▶ _WORK INSTRUCTION_: Copy each line below holding "Mute".

▶ _DATA FOR ANALYSIS_:

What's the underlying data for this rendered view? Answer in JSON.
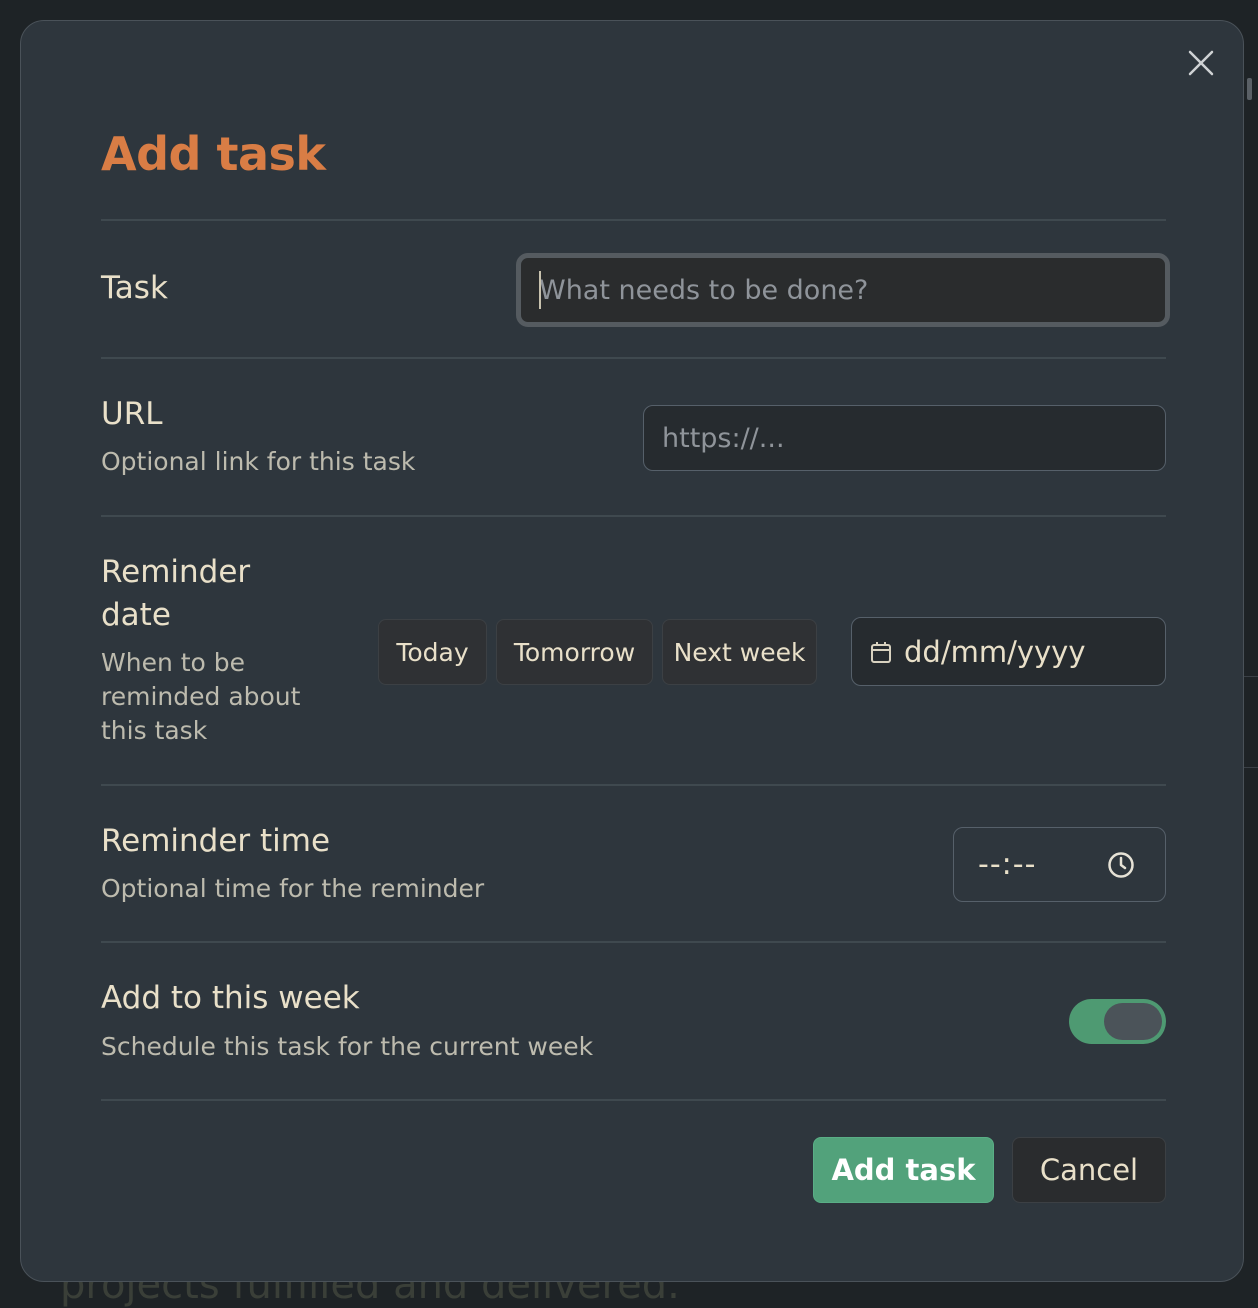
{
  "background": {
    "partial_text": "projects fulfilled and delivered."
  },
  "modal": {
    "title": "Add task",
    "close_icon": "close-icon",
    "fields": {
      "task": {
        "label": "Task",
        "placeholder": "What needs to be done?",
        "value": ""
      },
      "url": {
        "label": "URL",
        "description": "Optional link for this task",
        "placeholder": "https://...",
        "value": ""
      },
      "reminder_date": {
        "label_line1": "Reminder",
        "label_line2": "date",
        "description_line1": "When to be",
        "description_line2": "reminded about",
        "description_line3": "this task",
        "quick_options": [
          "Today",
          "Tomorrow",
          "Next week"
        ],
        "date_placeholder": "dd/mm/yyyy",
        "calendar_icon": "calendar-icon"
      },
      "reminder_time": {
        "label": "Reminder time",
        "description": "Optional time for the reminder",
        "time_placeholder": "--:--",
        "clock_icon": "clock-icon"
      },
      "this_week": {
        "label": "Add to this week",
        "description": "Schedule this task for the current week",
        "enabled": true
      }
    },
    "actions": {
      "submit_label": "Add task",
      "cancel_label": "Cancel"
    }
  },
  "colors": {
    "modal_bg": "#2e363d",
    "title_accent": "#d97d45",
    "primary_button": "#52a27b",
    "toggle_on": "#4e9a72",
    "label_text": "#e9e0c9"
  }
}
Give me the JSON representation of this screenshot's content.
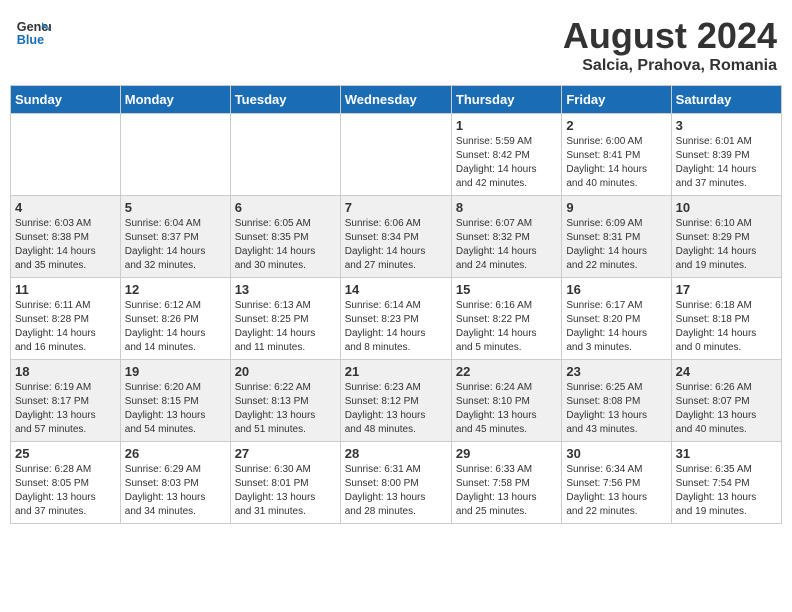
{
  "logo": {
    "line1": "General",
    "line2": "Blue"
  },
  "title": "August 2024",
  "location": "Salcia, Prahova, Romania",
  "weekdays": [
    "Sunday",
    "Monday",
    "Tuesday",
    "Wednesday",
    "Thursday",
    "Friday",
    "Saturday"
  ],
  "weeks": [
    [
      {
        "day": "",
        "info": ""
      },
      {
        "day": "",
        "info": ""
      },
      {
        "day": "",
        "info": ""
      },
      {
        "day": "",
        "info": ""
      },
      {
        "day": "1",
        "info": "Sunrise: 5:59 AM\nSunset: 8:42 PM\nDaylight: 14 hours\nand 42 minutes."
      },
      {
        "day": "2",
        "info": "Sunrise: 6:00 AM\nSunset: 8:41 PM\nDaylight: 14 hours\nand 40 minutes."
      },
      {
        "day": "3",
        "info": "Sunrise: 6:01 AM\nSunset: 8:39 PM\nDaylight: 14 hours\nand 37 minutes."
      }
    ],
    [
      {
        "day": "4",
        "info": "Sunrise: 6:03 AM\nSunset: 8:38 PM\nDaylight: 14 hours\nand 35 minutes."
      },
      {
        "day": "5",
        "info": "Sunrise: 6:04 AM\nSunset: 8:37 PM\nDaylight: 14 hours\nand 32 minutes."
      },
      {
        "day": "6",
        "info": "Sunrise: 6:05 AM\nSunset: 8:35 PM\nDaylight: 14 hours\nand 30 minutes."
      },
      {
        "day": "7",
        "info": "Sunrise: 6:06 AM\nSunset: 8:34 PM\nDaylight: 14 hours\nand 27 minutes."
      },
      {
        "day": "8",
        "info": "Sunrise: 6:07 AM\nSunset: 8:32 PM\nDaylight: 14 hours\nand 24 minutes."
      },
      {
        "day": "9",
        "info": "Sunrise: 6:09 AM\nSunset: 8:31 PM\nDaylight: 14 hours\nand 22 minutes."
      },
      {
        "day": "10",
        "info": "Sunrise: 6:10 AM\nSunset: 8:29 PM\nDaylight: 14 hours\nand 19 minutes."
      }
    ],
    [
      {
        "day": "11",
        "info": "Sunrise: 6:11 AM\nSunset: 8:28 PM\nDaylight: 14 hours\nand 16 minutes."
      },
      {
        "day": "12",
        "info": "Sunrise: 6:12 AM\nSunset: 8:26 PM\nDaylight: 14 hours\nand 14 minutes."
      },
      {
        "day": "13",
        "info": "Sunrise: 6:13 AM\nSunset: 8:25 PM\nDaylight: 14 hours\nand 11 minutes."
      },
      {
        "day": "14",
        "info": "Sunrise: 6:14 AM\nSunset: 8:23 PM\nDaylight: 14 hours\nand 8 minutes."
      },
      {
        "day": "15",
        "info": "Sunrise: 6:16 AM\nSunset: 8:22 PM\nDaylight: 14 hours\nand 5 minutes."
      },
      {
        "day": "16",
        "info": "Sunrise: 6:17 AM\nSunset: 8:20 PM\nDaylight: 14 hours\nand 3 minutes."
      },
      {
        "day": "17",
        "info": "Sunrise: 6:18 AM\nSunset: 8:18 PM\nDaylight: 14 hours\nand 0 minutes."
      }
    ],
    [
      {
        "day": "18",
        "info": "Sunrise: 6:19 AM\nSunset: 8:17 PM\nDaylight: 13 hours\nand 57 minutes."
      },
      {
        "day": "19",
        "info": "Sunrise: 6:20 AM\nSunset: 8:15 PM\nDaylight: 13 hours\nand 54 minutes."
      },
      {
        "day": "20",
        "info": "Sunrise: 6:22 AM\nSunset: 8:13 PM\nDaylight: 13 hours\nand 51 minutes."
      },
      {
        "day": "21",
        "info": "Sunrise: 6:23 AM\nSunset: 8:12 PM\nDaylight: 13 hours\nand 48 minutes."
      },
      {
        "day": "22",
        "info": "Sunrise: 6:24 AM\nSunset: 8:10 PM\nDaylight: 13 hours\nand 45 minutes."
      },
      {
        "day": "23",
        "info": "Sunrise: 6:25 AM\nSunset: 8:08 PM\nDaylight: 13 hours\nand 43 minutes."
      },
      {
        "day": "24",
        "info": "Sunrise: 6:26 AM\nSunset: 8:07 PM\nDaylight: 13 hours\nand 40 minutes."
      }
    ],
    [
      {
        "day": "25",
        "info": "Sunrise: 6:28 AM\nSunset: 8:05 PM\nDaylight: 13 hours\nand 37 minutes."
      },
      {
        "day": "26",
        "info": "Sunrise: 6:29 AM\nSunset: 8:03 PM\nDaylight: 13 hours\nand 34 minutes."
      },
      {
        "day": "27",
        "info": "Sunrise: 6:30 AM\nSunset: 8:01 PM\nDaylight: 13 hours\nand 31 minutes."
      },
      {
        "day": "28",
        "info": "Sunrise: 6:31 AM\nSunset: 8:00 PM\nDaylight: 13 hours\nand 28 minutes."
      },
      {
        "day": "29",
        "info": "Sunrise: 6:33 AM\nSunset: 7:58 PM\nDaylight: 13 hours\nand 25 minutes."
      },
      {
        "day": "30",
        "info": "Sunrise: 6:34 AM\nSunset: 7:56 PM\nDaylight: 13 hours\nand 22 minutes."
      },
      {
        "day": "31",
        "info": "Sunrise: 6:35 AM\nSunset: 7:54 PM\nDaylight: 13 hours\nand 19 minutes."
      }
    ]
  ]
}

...

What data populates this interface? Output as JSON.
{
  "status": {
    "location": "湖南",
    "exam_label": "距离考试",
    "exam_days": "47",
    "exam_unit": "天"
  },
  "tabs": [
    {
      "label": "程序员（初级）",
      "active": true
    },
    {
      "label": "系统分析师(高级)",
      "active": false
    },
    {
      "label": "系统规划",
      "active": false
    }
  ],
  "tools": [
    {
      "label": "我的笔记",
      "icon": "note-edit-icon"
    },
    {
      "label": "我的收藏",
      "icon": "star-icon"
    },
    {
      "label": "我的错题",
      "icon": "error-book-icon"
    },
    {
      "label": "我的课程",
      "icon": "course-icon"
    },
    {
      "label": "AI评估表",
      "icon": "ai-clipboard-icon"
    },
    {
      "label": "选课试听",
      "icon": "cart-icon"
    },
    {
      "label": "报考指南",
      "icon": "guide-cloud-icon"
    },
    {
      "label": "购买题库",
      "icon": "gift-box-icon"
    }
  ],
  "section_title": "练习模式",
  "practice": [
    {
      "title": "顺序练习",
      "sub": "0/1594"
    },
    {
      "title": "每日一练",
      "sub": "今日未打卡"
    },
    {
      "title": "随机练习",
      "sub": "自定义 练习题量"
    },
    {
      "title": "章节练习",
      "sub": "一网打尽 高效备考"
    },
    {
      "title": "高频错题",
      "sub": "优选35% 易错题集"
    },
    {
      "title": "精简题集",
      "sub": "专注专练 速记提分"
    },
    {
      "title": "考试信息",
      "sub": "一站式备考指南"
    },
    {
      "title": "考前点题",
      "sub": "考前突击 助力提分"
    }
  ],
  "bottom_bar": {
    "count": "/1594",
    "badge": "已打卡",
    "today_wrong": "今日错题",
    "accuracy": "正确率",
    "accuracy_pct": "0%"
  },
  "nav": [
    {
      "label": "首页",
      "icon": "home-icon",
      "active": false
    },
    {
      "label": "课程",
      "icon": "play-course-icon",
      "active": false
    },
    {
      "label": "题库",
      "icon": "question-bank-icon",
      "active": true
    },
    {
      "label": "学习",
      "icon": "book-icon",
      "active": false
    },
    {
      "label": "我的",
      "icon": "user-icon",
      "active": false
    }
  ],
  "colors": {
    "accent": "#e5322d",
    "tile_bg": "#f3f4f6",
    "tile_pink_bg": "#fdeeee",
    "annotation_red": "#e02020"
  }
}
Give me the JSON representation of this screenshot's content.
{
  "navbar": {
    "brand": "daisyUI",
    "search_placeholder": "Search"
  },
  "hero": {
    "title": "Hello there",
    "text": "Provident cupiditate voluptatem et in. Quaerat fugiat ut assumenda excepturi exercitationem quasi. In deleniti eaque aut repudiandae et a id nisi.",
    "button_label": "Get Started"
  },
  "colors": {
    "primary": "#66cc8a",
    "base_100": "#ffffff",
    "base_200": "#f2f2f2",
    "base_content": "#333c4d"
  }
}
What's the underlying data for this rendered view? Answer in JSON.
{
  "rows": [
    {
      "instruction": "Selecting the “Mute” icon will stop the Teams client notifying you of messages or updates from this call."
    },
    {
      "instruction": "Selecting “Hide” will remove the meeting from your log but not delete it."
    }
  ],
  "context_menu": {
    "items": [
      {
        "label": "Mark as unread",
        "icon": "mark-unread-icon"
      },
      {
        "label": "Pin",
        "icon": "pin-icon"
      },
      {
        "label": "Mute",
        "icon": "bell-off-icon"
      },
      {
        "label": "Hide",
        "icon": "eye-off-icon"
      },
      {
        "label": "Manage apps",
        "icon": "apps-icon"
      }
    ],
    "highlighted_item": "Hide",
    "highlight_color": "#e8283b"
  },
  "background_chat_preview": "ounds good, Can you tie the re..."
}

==

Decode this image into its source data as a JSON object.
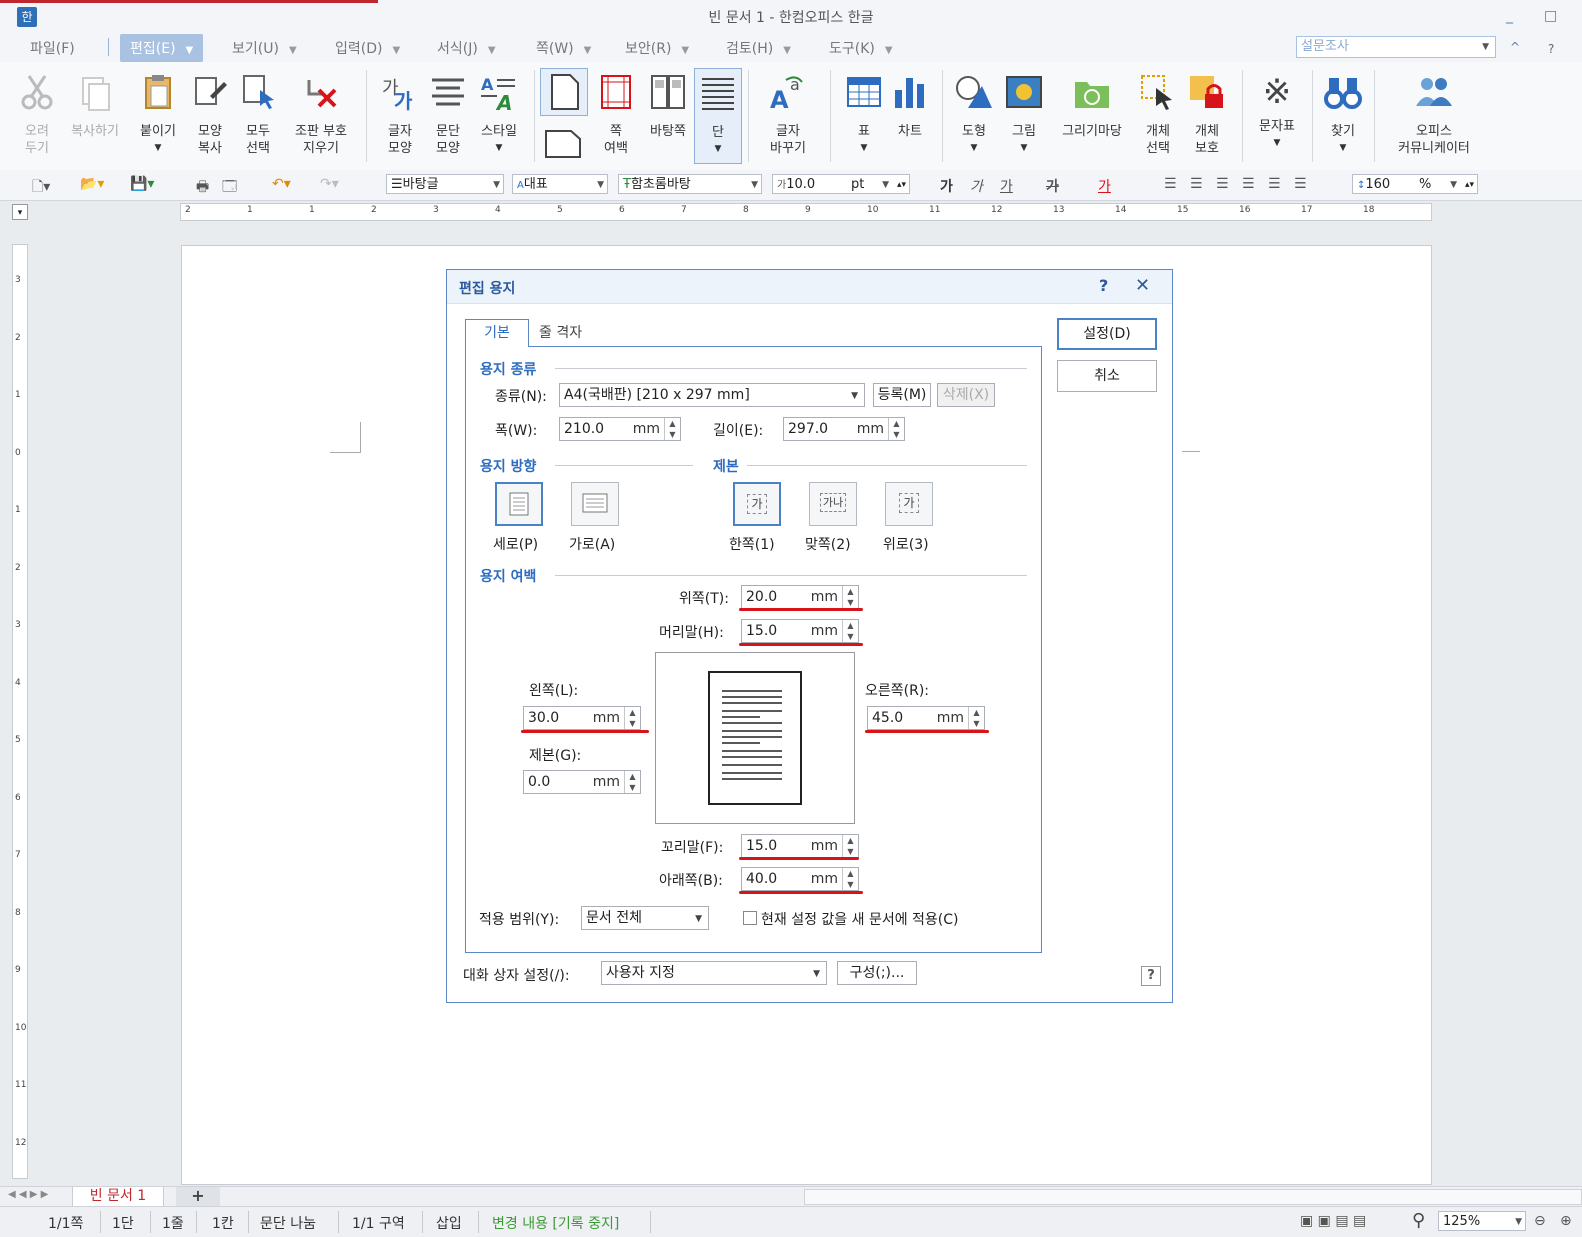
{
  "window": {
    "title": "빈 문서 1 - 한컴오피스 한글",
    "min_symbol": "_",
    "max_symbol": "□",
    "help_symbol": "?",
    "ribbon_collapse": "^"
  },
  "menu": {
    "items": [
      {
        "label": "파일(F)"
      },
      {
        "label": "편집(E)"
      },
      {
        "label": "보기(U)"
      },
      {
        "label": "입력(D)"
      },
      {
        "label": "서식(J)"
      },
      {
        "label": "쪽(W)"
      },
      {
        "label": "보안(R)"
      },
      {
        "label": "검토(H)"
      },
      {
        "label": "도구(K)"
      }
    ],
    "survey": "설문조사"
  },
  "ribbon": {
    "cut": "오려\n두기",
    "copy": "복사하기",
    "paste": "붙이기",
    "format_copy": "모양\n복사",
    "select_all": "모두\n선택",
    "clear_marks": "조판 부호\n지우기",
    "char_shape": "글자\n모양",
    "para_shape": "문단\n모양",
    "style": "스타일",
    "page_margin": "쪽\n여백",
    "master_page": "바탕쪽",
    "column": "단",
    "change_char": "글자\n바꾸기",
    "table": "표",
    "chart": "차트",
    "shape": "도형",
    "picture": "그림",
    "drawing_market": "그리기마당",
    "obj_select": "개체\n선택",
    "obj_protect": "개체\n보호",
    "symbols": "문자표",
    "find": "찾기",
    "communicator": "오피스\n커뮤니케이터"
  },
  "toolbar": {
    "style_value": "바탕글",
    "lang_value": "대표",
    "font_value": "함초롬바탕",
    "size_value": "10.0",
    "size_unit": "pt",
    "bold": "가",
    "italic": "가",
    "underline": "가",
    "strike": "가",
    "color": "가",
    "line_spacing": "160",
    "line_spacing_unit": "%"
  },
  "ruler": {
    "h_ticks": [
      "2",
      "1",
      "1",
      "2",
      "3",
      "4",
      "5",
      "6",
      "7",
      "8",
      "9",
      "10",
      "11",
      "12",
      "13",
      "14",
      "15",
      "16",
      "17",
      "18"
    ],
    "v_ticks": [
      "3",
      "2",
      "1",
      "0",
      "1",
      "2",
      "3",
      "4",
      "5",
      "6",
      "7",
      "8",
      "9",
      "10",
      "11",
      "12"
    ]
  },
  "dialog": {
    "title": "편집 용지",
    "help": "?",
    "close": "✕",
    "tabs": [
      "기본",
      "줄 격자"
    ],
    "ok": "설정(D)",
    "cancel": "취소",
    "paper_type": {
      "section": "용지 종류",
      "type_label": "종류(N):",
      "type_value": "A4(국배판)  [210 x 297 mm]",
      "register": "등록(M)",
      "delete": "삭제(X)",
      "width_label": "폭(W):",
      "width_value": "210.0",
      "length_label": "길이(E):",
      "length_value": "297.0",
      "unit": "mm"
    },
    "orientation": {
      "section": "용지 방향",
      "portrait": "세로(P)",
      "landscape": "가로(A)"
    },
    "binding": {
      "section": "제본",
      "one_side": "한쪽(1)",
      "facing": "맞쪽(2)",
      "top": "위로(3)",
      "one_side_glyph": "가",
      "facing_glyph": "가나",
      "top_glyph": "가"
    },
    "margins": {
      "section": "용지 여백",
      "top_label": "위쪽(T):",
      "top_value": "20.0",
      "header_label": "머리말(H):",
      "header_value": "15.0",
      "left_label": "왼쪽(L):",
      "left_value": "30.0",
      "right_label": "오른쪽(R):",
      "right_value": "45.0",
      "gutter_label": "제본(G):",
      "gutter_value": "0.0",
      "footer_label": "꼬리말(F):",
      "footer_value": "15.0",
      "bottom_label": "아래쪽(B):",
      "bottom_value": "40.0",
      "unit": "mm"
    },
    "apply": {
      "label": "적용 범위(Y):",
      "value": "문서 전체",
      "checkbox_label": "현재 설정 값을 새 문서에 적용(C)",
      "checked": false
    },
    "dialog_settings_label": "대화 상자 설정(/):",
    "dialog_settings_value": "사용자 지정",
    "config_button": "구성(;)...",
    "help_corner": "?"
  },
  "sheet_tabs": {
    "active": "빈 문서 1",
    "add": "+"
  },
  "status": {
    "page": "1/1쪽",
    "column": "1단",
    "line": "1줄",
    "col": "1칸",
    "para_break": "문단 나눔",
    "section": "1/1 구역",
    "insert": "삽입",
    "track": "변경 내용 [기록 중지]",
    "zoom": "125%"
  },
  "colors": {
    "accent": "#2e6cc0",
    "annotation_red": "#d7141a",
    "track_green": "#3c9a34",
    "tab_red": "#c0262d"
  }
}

▶ _REPLY_:
      "instruction": "Selecting the “Mute” icon will stop the Teams client notifying you of messages or updates from this call."
        "label": "Mute",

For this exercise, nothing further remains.